**EXERCISE INSTRUCTIONS**. Report, from the records below, every line where the word "icon" appears.

**INPUT DATA**.
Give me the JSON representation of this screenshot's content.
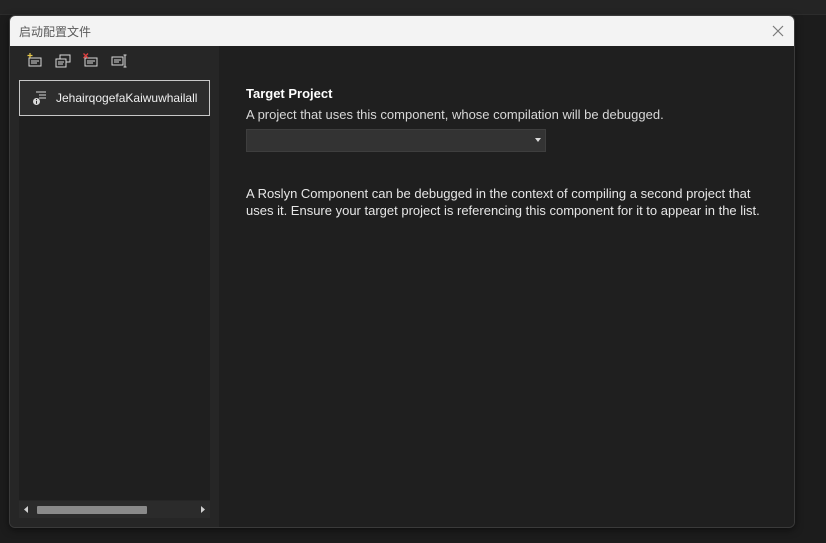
{
  "dialog": {
    "title": "启动配置文件"
  },
  "toolbar": {
    "buttons": [
      {
        "icon": "new-profile-icon",
        "label": "New profile"
      },
      {
        "icon": "copy-profile-icon",
        "label": "Copy profile"
      },
      {
        "icon": "delete-profile-icon",
        "label": "Delete profile"
      },
      {
        "icon": "rename-profile-icon",
        "label": "Rename profile"
      }
    ]
  },
  "profiles": [
    {
      "label": "JehairqogefaKaiwuwhailall",
      "selected": true
    }
  ],
  "settings": {
    "target_project_title": "Target Project",
    "target_project_desc": "A project that uses this component, whose compilation will be debugged.",
    "target_project_value": "",
    "help_text": "A Roslyn Component can be debugged in the context of compiling a second project that uses it. Ensure your target project is referencing this component for it to appear in the list."
  },
  "colors": {
    "titlebar_bg": "#f3f3f3",
    "panel_bg": "#1f1f1f",
    "sidebar_bg": "#262626",
    "selected_border": "#c8c8c8",
    "delete_accent": "#e04040"
  }
}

**OUTPUT OF THE EXERCISE**.
        "icon": "new-profile-icon",
        "icon": "copy-profile-icon",
        "icon": "delete-profile-icon",
        "icon": "rename-profile-icon",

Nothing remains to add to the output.